And then get WiFi working and connected:

1modprobe wl
2wpa_supplicant -ieth0 -c/etc/wpa_supplicant/wpa_supplicant.conf -Dwext -d &
3# wait for the wpa_supplicant output to show it's connected
4dhcpcd eth0 &

Now, I had trouble with DNS resolution. Even with /etc/resolv.conf set up properly, Busybox’s wget was still unable to resolve DNS names. Perhaps resolver support just wasn’t built into Busybox. In my case I have Apache running on a Linux box at home, so I fetched a Gentoo stage3 tarball and stuck it on my local webserver, and then used wget and the server’s IP address to pull it over to the MacBook Air.

From here you can more or less follow the Gentoo Install Guide instructions. Create a mount point, use mkfs.ext4 to create a filesystem, mount it on your mount point, unpack the stage3 tarball, and then chroot into it. The one issue I found here was that Busybox’s mount command doesn’t have the –bind option. In this case it’s not a big deal, as you can remount /proc and /sys in the chroot without using –bind (just mount it as if you were mounting it for the first time).

Obviously you don’t want to install old GRUB or re-build the kernel, but otherwise the Install Guide steps should be the way to go.

Regarding the kernel, what I ended up doing was using rsync to pull the already-built kernel tree from my other Linux machine to /usr/src in the new install. This takes a while but can be done unattended in the background and saves you from having to re-pull kernel sources and repatch and all that un-fun stuff.

Do make sure you don’t forget to emerge broadcom-sta and wpa_supplicant, or when you reboot you’ll find you have no wireless and will have to use USB or something to get a wireless driver onto your Air.

Post Install

After your reboot, you can choose the other GRUB2 menu option that boots the system normally. Cross your fingers and hope everything boots ok. Currently udev’s coldplugging causes a kernel panic (or at least it did when I started on 2.6.37-rc2 with a slightly older udev version; should check and see if that’s still the case), hence the “nocoldplug” option on the kernel command line.

After you get X installed, you’ll need a minimal xorg.conf like this:

1Section "Device"
2    Identifier "Card0"
3    Driver "fbdev"

Unfortunately fbdev is all that works for me right now.

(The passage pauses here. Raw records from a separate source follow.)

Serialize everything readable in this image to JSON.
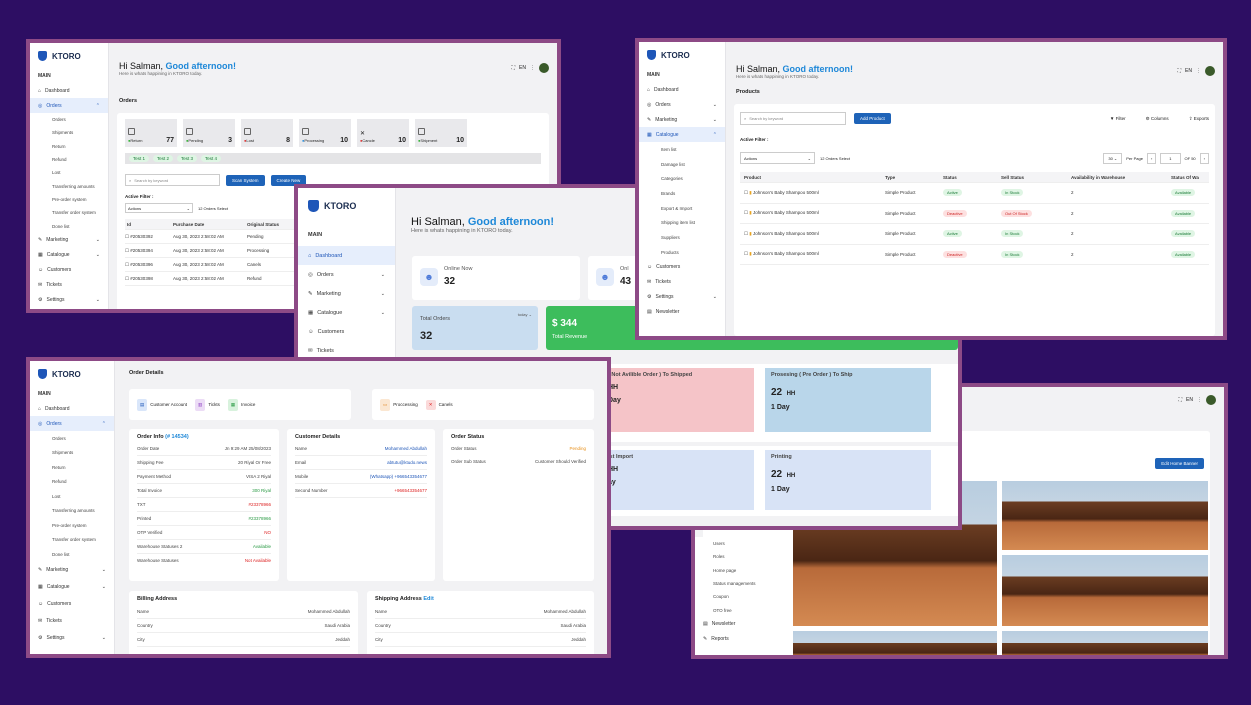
{
  "brand": "KTORO",
  "main_label": "MAIN",
  "greeting": {
    "hi": "Hi Salman,",
    "good": "Good afternoon!",
    "sub": "Here is whats happining in KTORO today."
  },
  "lang": "EN",
  "w1": {
    "title": "Orders",
    "nav": [
      "Dashboard",
      "Orders",
      "Marketing",
      "Catalogue",
      "Customers",
      "Tickets",
      "Settings"
    ],
    "subnav": [
      "Orders",
      "Shipments",
      "Return",
      "Refund",
      "Lost",
      "Transferring amounts",
      "Pre-order system",
      "Transfer order system",
      "Done list"
    ],
    "stats": [
      {
        "label": "Return",
        "v": "77"
      },
      {
        "label": "Pending",
        "v": "3"
      },
      {
        "label": "Lost",
        "v": "8"
      },
      {
        "label": "Processing",
        "v": "10"
      },
      {
        "label": "Cancle",
        "v": "10"
      },
      {
        "label": "Shipment",
        "v": "10"
      }
    ],
    "tests": [
      "Test 1",
      "Test 2",
      "Test 3",
      "Test 4"
    ],
    "search": "Search by keyword",
    "btn1": "Scan System",
    "btn2": "Create New",
    "active_filter": "Active Filter :",
    "actions": "Actions",
    "selected": "12 Orders Select",
    "cols": [
      "Id",
      "Purchase Date",
      "Original Status"
    ],
    "rows": [
      [
        "#20530392",
        "Aug 30, 2023 2:58:02 AM",
        "Pending"
      ],
      [
        "#20530394",
        "Aug 30, 2023 2:58:02 AM",
        "Processing"
      ],
      [
        "#20530396",
        "Aug 30, 2023 2:58:02 AM",
        "Canels"
      ],
      [
        "#20530398",
        "Aug 30, 2023 2:58:02 AM",
        "Refund"
      ]
    ]
  },
  "w2": {
    "title": "Products",
    "nav": [
      "Dashboard",
      "Orders",
      "Marketing",
      "Catalogue"
    ],
    "subnav": [
      "Item list",
      "Damage list",
      "Categories",
      "Brands",
      "Export & Import",
      "Shipping item list",
      "Suppliers",
      "Products"
    ],
    "nav2": [
      "Customers",
      "Tickets",
      "Settings",
      "Newsletter"
    ],
    "search": "Search by keyword",
    "add": "Add Product",
    "filter": "Filter",
    "columns": "Columns",
    "exports": "Exports",
    "active_filter": "Active Filter :",
    "actions": "Actions",
    "selected": "12 Orders Select",
    "per_page_val": "30",
    "per_page": "Per Page",
    "page": "1",
    "of": "OF 50",
    "cols": [
      "Product",
      "Type",
      "Status",
      "Sell Status",
      "Availability in Warehouse",
      "Status Of Wa"
    ],
    "rows": [
      {
        "name": "Johnson's Baby Shampoo 500ml",
        "type": "Simple Product",
        "status": "Active",
        "sell": "In Stock",
        "qty": "2",
        "av": "Available"
      },
      {
        "name": "Johnson's Baby Shampoo 500ml",
        "type": "Simple Product",
        "status": "Deactive",
        "sell": "Out Of Stock",
        "qty": "2",
        "av": "Available"
      },
      {
        "name": "Johnson's Baby Shampoo 500ml",
        "type": "Simple Product",
        "status": "Active",
        "sell": "In Stock",
        "qty": "2",
        "av": "Available"
      },
      {
        "name": "Johnson's Baby Shampoo 500ml",
        "type": "Simple Product",
        "status": "Deactive",
        "sell": "In Stock",
        "qty": "2",
        "av": "Available"
      }
    ]
  },
  "w3": {
    "nav": [
      "Dashboard",
      "Orders",
      "Marketing",
      "Catalogue",
      "Customers",
      "Tickets"
    ],
    "online": {
      "label": "Online Now",
      "v": "32"
    },
    "online2": {
      "label": "Onl",
      "v": "43"
    },
    "total_orders": {
      "label": "Total Orders",
      "v": "32",
      "sel": "today"
    },
    "revenue": {
      "v": "$ 344",
      "label": "Total Revenue"
    },
    "kpi": [
      {
        "t": "( Not Avilible Order ) To Shipped",
        "v": "HH",
        "d": "Day"
      },
      {
        "t": "Prosesing ( Pre Order ) To Ship",
        "v": "22",
        "u": "HH",
        "d": "1 Day"
      },
      {
        "t": "ist Import",
        "v": "HH",
        "d": "ay"
      },
      {
        "t": "Printing",
        "v": "22",
        "u": "HH",
        "d": "1 Day"
      }
    ]
  },
  "w4": {
    "title": "Order Details",
    "nav": [
      "Dashboard",
      "Orders",
      "Marketing",
      "Catalogue",
      "Customers",
      "Tickets",
      "Settings"
    ],
    "subnav": [
      "Orders",
      "Shipments",
      "Return",
      "Refund",
      "Lost",
      "Transferring amounts",
      "Pre-order system",
      "Transfer order system",
      "Done list"
    ],
    "chips": [
      "Customer Account",
      "Tickts",
      "Invoice"
    ],
    "chips2": [
      "Proccessing",
      "Canels"
    ],
    "info_title": "Order Info",
    "order_no": "(# 14534)",
    "info": [
      [
        "Order Date",
        "Jn 9:29 AM 25/08/2023"
      ],
      [
        "Shipping Fee",
        "20 Riyal Or Free"
      ],
      [
        "Payment Method",
        "VISA 2 Riyal"
      ],
      [
        "Total Invoice",
        "300 Riyal"
      ],
      [
        "TXT",
        "#23378966"
      ],
      [
        "Printed",
        "#23378966"
      ],
      [
        "OTP Verified",
        "NO"
      ],
      [
        "Warehouse Statuses 2",
        "Available"
      ],
      [
        "Warehouse Statuses",
        "Not Available"
      ]
    ],
    "cust_title": "Customer Details",
    "cust": [
      [
        "Name",
        "Mohammed Abdullah"
      ],
      [
        "Email",
        "abtutu@ktudo.news"
      ],
      [
        "Mobile",
        "(Whatsapp) +966543354677"
      ],
      [
        "Second Number",
        "+966543354677"
      ]
    ],
    "status_title": "Order Status",
    "status": [
      [
        "Order Status",
        "Pending"
      ],
      [
        "Order Sub Status",
        "Customer Should Verified"
      ]
    ],
    "billing_title": "Billing Address",
    "shipping_title": "Shipping Address",
    "edit": "Edit",
    "addr": [
      [
        "Name",
        "Mohammed Abdullah"
      ],
      [
        "Country",
        "Saudi Arabia"
      ],
      [
        "City",
        "Jeddah"
      ]
    ]
  },
  "w5": {
    "subnav": [
      "Users",
      "Roles",
      "Home page",
      "Status managements",
      "Coupon",
      "OTO free"
    ],
    "nav": [
      "Newsletter",
      "Reports"
    ],
    "btn": "Edit Home Banner"
  }
}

Please let me know via email if anything here seems wrong or you need to do anything else to get things working. I wrote all of this from memory, and this isn’t the actual process I used because things have changed (for the better) since I did my install. Please do not email me if you are asking for help with how to do any of the things outlined here. Many of these steps assume some familiarity with boot loaders, kernels, and kernel patching and building, and I frankly don’t have the time or inclination to walk people through these topics.

Having said that, good luck!